As you go along, you will also see many document-based templates on the left-hand side of the page, such as tips or templates for posters/flyers. This blog focuses on the online plan.

Progress Overviw
Progress Overview. You start with only grey boxes and you set the progress yourself.


1. Stakeholders.

You can select which roles are involved and add their names. You can also remove all roles not needed. In this case, we only had a few roles, but it was a useful exercise to note the names and responsibilities for everyone in the project team.

Adding names to roles
Adding the names to the roles.

2. Vision
The tool tells you to use ”1-4 sentences” but it is unclear exactly how many characters you can use. There is no warning when you exceed the character limit. In that case your data is simply not saved, or an older shorter version is saved.

Vision statement
Enter the Vision statement


Suggested improvements:
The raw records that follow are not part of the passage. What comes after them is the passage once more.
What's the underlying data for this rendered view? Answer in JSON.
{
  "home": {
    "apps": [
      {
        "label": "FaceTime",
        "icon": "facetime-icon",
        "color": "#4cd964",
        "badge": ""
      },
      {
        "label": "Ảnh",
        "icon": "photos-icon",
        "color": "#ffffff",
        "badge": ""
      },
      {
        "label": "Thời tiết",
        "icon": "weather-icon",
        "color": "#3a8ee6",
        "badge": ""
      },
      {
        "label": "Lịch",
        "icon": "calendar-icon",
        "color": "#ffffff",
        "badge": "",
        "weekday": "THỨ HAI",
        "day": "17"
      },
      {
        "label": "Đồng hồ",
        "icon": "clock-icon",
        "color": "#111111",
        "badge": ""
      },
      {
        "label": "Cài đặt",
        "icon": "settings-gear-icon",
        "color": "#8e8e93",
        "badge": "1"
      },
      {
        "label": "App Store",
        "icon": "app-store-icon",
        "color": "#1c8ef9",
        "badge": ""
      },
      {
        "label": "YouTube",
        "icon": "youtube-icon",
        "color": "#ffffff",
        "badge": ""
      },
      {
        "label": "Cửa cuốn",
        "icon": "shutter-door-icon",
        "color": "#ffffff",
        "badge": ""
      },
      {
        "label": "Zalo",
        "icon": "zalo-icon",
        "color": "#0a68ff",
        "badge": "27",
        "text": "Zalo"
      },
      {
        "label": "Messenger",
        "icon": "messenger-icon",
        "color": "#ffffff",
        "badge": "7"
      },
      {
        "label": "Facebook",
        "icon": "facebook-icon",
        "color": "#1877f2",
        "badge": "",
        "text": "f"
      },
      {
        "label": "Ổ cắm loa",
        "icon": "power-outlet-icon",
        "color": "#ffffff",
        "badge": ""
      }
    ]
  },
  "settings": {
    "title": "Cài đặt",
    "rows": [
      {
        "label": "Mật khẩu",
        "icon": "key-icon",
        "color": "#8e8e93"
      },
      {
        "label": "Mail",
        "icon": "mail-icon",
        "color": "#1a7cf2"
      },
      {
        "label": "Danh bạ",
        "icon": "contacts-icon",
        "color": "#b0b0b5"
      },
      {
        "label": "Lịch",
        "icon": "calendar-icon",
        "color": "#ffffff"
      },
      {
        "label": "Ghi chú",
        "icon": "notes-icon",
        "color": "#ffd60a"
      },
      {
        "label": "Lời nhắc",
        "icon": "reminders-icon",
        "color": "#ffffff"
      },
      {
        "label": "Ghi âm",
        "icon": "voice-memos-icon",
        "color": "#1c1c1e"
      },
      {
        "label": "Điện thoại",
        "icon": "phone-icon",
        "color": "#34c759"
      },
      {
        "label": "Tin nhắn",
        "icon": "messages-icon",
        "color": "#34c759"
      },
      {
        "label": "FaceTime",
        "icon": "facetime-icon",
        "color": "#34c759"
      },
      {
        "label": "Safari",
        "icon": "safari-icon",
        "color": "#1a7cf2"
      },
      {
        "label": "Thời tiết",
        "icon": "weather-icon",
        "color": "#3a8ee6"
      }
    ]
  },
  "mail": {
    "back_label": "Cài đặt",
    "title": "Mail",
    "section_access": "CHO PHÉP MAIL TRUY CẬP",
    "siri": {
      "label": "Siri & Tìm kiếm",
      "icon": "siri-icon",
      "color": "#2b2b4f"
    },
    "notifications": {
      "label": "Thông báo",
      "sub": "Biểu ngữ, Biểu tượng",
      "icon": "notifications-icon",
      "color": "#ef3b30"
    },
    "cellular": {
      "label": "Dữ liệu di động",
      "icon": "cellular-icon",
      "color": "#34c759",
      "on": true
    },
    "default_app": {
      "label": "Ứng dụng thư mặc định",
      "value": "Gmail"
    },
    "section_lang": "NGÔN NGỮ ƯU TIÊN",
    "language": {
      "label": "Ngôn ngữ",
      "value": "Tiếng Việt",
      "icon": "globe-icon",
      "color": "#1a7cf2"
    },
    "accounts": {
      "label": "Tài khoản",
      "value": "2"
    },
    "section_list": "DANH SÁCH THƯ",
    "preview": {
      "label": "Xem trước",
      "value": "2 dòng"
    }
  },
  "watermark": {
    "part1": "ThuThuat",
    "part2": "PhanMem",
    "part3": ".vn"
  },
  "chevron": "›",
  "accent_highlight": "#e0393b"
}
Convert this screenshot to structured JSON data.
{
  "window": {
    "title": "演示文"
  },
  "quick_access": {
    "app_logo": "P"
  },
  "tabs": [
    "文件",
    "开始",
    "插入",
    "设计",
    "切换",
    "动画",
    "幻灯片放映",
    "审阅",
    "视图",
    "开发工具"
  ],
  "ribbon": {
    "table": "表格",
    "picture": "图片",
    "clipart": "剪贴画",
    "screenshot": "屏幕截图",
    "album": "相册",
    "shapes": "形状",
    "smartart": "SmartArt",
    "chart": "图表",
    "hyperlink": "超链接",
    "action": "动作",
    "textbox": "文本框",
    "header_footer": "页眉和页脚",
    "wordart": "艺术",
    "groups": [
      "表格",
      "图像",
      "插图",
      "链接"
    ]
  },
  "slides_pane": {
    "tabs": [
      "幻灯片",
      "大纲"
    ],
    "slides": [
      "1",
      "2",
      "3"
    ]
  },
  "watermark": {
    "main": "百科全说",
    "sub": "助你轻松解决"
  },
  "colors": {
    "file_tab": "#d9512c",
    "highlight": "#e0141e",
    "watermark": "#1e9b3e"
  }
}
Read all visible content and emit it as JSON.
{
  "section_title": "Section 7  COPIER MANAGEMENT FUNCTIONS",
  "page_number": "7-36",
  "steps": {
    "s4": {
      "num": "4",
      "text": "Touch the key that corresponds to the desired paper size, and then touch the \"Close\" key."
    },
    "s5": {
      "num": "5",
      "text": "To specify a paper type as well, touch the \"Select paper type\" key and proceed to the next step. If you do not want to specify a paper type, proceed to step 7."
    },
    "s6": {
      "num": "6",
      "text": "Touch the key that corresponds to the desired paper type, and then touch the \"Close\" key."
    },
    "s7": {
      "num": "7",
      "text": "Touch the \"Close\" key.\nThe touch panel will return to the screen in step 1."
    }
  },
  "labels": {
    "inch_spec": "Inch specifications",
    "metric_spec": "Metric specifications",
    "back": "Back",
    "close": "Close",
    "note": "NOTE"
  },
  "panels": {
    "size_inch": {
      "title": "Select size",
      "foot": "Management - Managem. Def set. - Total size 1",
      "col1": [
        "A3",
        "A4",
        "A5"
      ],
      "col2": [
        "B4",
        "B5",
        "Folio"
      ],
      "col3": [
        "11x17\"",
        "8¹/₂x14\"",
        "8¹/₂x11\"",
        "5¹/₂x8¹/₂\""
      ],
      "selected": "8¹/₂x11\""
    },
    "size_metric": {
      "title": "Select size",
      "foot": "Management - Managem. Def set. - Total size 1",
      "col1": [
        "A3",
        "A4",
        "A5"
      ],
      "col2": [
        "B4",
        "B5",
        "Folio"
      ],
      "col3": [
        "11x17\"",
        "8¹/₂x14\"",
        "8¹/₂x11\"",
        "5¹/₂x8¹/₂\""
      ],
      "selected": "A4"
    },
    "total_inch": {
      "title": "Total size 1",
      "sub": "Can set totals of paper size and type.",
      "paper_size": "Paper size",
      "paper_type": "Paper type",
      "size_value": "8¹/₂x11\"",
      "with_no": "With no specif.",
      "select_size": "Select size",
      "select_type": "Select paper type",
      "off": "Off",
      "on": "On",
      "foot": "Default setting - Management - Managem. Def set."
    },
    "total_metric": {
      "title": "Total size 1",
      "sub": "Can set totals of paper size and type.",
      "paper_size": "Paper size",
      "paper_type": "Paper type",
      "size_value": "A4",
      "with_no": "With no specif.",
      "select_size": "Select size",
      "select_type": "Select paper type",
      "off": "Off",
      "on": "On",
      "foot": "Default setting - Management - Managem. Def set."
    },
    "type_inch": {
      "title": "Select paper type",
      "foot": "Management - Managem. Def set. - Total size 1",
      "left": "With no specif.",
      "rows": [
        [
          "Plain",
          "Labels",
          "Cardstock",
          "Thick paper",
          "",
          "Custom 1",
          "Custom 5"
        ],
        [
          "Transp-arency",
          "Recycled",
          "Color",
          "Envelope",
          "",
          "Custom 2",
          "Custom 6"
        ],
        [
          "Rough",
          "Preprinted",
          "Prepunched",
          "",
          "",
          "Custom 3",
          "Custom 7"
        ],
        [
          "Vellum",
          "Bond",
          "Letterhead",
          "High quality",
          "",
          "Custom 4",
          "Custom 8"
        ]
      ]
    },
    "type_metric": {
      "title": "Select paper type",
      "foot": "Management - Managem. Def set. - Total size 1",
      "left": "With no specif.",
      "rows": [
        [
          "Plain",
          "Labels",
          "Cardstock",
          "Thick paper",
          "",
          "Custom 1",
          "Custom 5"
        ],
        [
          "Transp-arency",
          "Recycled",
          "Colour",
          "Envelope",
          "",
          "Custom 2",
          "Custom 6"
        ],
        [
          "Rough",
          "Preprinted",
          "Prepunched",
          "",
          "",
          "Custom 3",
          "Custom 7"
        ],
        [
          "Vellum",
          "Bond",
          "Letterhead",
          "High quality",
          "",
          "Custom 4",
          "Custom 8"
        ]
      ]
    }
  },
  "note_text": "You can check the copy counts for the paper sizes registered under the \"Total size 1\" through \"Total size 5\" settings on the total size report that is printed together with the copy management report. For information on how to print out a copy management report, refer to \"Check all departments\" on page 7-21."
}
  • Add information about the # of characters allowed for the Vision. Show a warning when you are using more.
  • Make the Vision statement more useful, by e.g. prompting to check or revise the vision during creation of your plan.  I understand that a tool like this can not tell you that “this action or metric is not in line with your vision”, but I would like to be prompted to review the vision or to check if your action plan will promote the vision.
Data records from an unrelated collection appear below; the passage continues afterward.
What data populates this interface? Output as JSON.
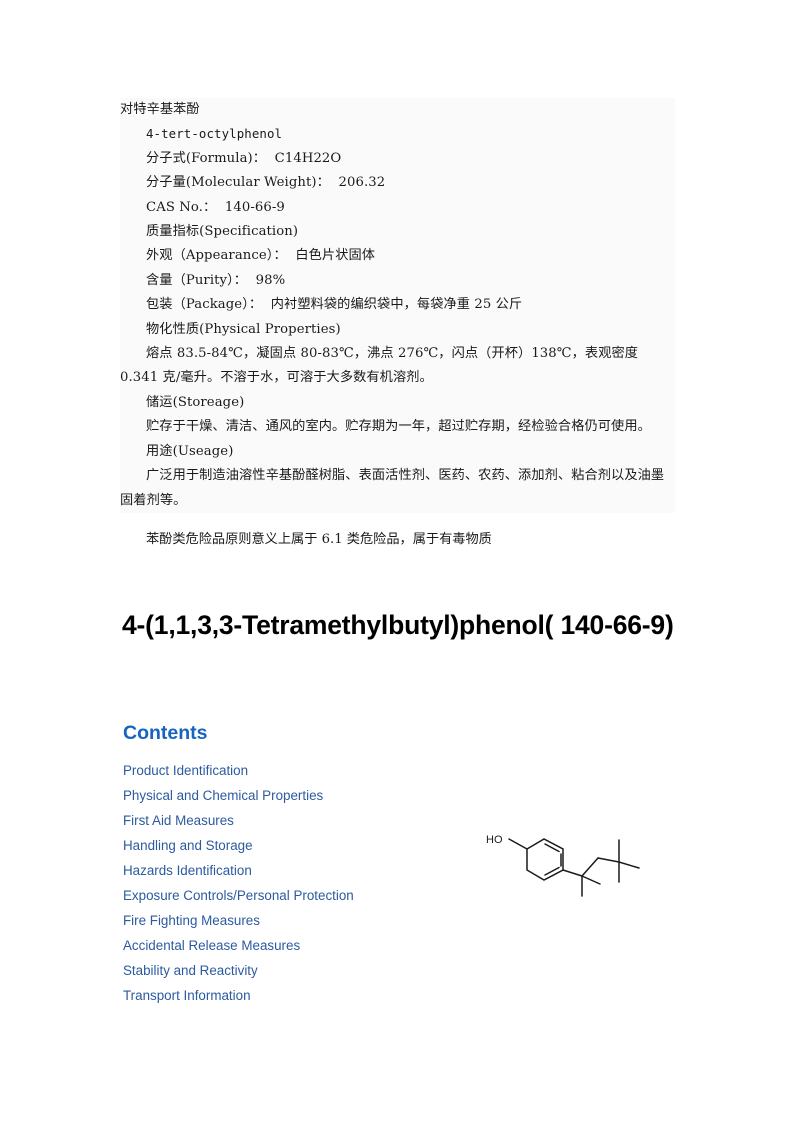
{
  "datasheet": {
    "heading": "对特辛基苯酚",
    "lines": [
      {
        "text": "4-tert-octylphenol",
        "mono": true
      },
      {
        "text": "分子式(Formula)：  C14H22O",
        "mono": false
      },
      {
        "text": "分子量(Molecular Weight)：  206.32",
        "mono": false
      },
      {
        "text": "CAS No.：  140-66-9",
        "mono": false
      },
      {
        "text": "质量指标(Specification)",
        "mono": false
      },
      {
        "text": "外观（Appearance）：  白色片状固体",
        "mono": false
      },
      {
        "text": "含量（Purity）：  98%",
        "mono": false
      },
      {
        "text": "包装（Package）：  内衬塑料袋的编织袋中，每袋净重 25 公斤",
        "mono": false
      },
      {
        "text": "物化性质(Physical Properties)",
        "mono": false
      },
      {
        "text": "熔点 83.5-84℃，凝固点 80-83℃，沸点 276℃，闪点（开杯）138℃，表观密度 0.341 克/毫升。不溶于水，可溶于大多数有机溶剂。",
        "mono": false
      },
      {
        "text": "储运(Storeage)",
        "mono": false
      },
      {
        "text": "贮存于干燥、清洁、通风的室内。贮存期为一年，超过贮存期，经检验合格仍可使用。",
        "mono": false
      },
      {
        "text": "用途(Useage)",
        "mono": false
      },
      {
        "text": "广泛用于制造油溶性辛基酚醛树脂、表面活性剂、医药、农药、添加剂、粘合剂以及油墨固着剂等。",
        "mono": false
      }
    ],
    "trailing_line": "苯酚类危险品原则意义上属于 6.1 类危险品，属于有毒物质"
  },
  "title": "4-(1,1,3,3-Tetramethylbutyl)phenol( 140-66-9)",
  "contents": {
    "heading": "Contents",
    "items": [
      "Product Identification",
      "Physical and Chemical Properties",
      "First Aid Measures",
      "Handling and Storage",
      "Hazards Identification",
      "Exposure Controls/Personal Protection",
      "Fire Fighting Measures",
      "Accidental Release Measures",
      "Stability and Reactivity",
      "Transport Information"
    ]
  },
  "structure": {
    "hydroxyl_label": "HO",
    "caption": "4-tert-octylphenol skeletal structure"
  },
  "colors": {
    "contents_heading": "#1565c0",
    "link": "#2c5aa0",
    "shaded_block": "#fafafa",
    "body_text": "#1a1a1a"
  }
}
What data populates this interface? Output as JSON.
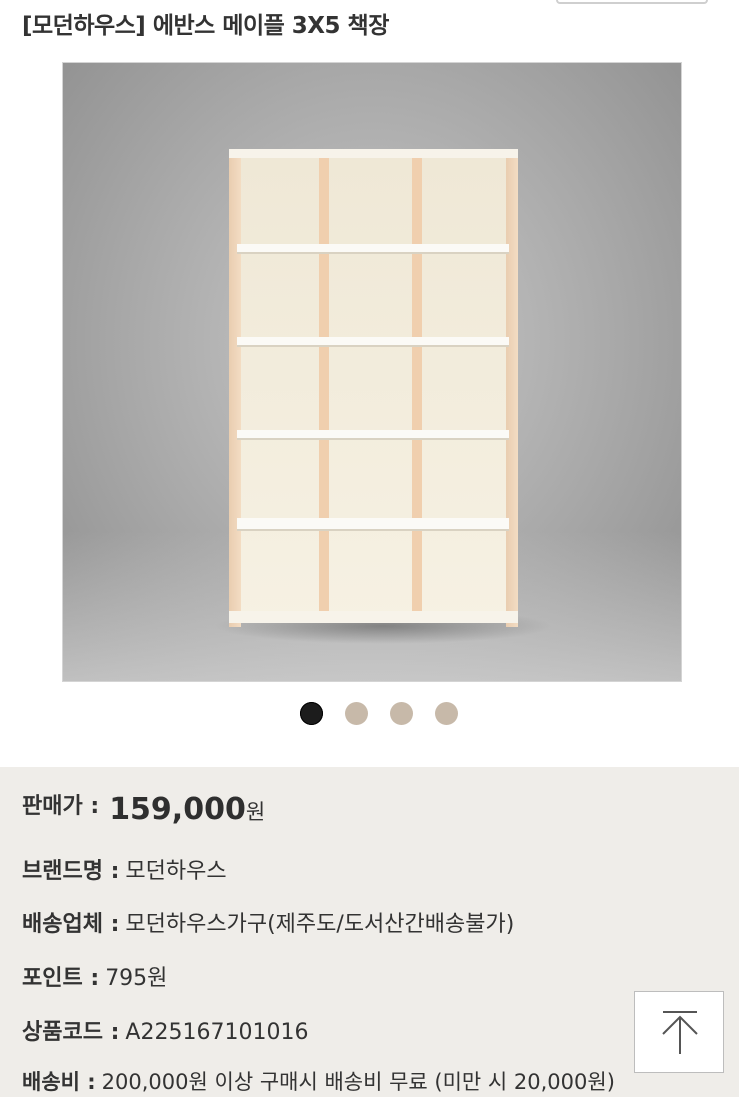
{
  "product": {
    "title": "[모던하우스] 에반스 메이플 3X5 책장"
  },
  "gallery": {
    "image_alt": "에반스 메이플 3X5 책장",
    "slide_count": 4,
    "active_index": 0
  },
  "info": {
    "price_label": "판매가 :",
    "price_value": "159,000",
    "price_unit": "원",
    "brand_label": "브랜드명 :",
    "brand_value": "모던하우스",
    "shipper_label": "배송업체 :",
    "shipper_value": "모던하우스가구(제주도/도서산간배송불가)",
    "points_label": "포인트 :",
    "points_value": "795원",
    "code_label": "상품코드 :",
    "code_value": "A225167101016",
    "shipping_label": "배송비 :",
    "shipping_value": "200,000원 이상 구매시 배송비 무료 (미만 시 20,000원)"
  },
  "colors": {
    "panel_bg": "#efede9",
    "dot_active": "#1c1c1c",
    "dot_inactive": "#c7b9a9"
  },
  "icons": {
    "scroll_top": "arrow-up-to-line-icon"
  }
}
3. Scenario
Next in line is the Scenario you are looking for. There are 5, and I chose “Work like a network”. You can then prioritize the scenarios, but we only had one so there was no need.
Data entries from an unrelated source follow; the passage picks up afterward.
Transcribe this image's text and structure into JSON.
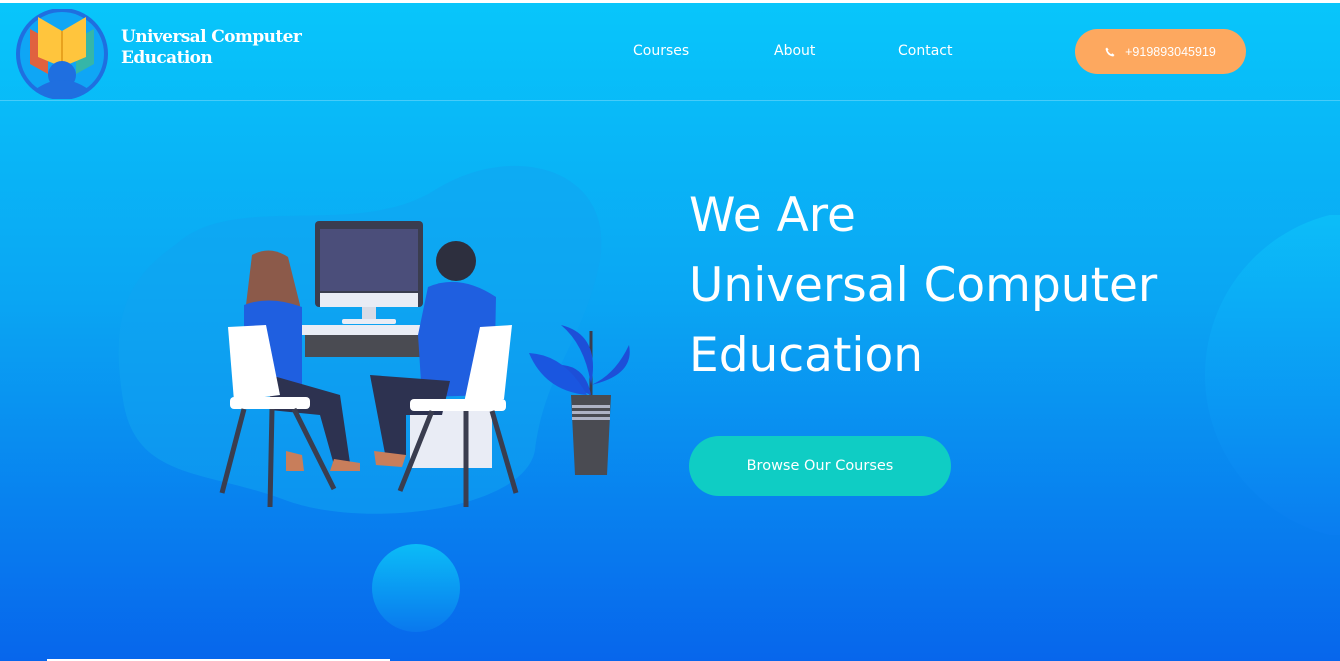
{
  "brand": {
    "line1": "Universal Computer",
    "line2": "Education",
    "logo_icon": "book-person-logo-icon"
  },
  "nav": {
    "items": [
      {
        "label": "Courses"
      },
      {
        "label": "About"
      },
      {
        "label": "Contact"
      }
    ],
    "phone": {
      "label": "+919893045919",
      "icon": "phone-icon"
    }
  },
  "hero": {
    "title_line1": "We Are",
    "title_line2": "Universal Computer",
    "title_line3": "Education",
    "cta_label": "Browse Our Courses"
  },
  "colors": {
    "bg_top": "#08c6fb",
    "bg_bottom": "#0766ec",
    "phone_button": "#fda85f",
    "cta_button": "#0fcdc4"
  }
}
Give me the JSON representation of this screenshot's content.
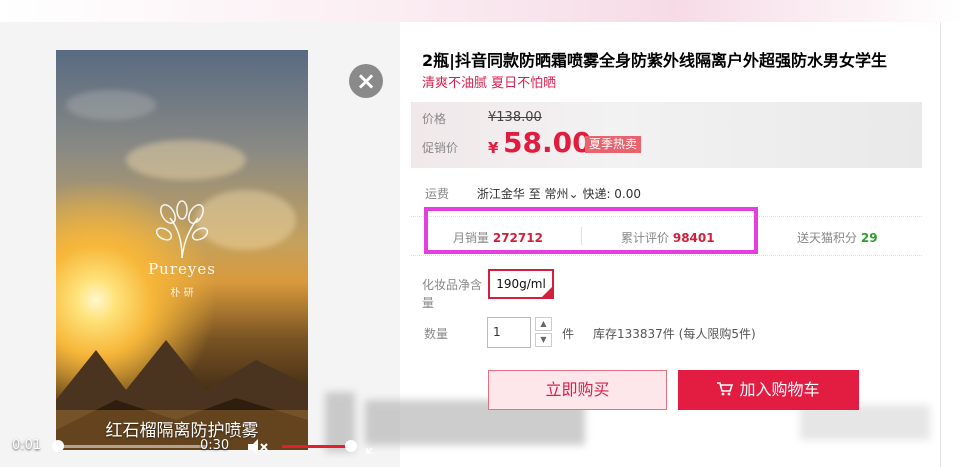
{
  "product": {
    "title": "2瓶|抖音同款防晒霜喷雾全身防紫外线隔离户外超强防水男女学生",
    "subtitle": "清爽不油腻 夏日不怕晒"
  },
  "video": {
    "brand": "Pureyes",
    "brand_sub": "朴 研",
    "caption": "红石榴隔离防护喷雾",
    "current_time": "0:01",
    "duration": "0:30",
    "progress": 0.03,
    "volume": 1.0
  },
  "price": {
    "list_label": "价格",
    "list_value": "¥138.00",
    "promo_label": "促销价",
    "currency": "¥",
    "sale_value": "58.00",
    "promo_tag": "夏季热卖"
  },
  "shipping": {
    "label": "运费",
    "from": "浙江金华",
    "to_word": "至",
    "to": "常州",
    "express": "快递: 0.00"
  },
  "stats": {
    "monthly_label": "月销量",
    "monthly_value": "272712",
    "reviews_label": "累计评价",
    "reviews_value": "98401",
    "points_label": "送天猫积分",
    "points_value": "29"
  },
  "spec": {
    "label": "化妆品净含量",
    "option": "190g/ml"
  },
  "quantity": {
    "label": "数量",
    "value": "1",
    "unit": "件",
    "stock": "库存133837件",
    "limit": "(每人限购5件)"
  },
  "actions": {
    "buy_now": "立即购买",
    "add_cart": "加入购物车"
  },
  "colors": {
    "accent": "#e31c42",
    "highlight": "#e43de0"
  }
}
4. Success Metrics
Of course you have to measure if you are on plan.  You get 6 examples, but you can add, edit and delete according to your own plans.
The examples were very useful for the exact wording of our metrics, but the display is a little odd 🙂

Success Metric section
The Success Metrics section. Good content, but the display needs some work.


Suggested improvements:

  • In the plan, please improve the display of the texts – there is html in there (screenshot)
  • In the Snapshot, check display – many spaces between words are missing.

5. Activities
Selecting your Scenario filters the suggested Activities for your project. These contain a very complete overview of all possible actions during pre-launch, launch and post-launch, including a proposed timeline.
There were a few that we had not thought of and gladly included in our plan.  There were also a couple that were not relevant for us, so we removed those.

Activities
Activities, grouped by Pre-Launch, Launch and Post-Launch.


Suggested improvements:

  • Replicate the names of the Stakeholders automatically into the Owner fields.
  • Explain what the square box does. (highlighted)
  • Replace “Office365” by “Yammer” in the Activities texts if you select the “Work like a network” scenario.

6. Snapshot
You can save and download a Snapshot (in Word) of your adoption plan, with all information you entered as well as a lot of explanation, tips etc. This turned out to be many pages (25 in our case for just 1 scenario!), and it also does not sort as in the plan.
I had to rework it (mainly removing all content that was not added/modified by ourselves) to make it into a concise actionable sharable plan.

Snapshot in Word
The Snapshot is your total plan in a document


Suggested improvements:

  • Add an option to create one Snapshot per scenario. Success Metrics and Activities may be different for each scenario.
  • Remove the additional info from the Snapshot so you end up with a concise plan, preferably in Excel so it can be turned into a SharePoint Task List 🙂 
  • Make Snapshot available as PowerPoint and/or Sway  so it can instantly be presented and/or shared.
  • Check texts for consistency: e.g. the Stakeholders are called Project Members  in the Snapshot.
  • Accept the comments in the first pages of the Snapshot.

Conclusion:
The concept is excellent. This tool and the templates will help you structure your adoption plan for the maximum chance of success, without having to invent everything yourself.
I have suggested some improvements mainly on the execution part. I expect Microsoft will be solving those soon. The current plan is already much better than when I used it a month or two ago.

Have you used this tool as well and if yes, what were your findings?

Image courtesy of imagerymajestic at FreeDigitalPhotos.net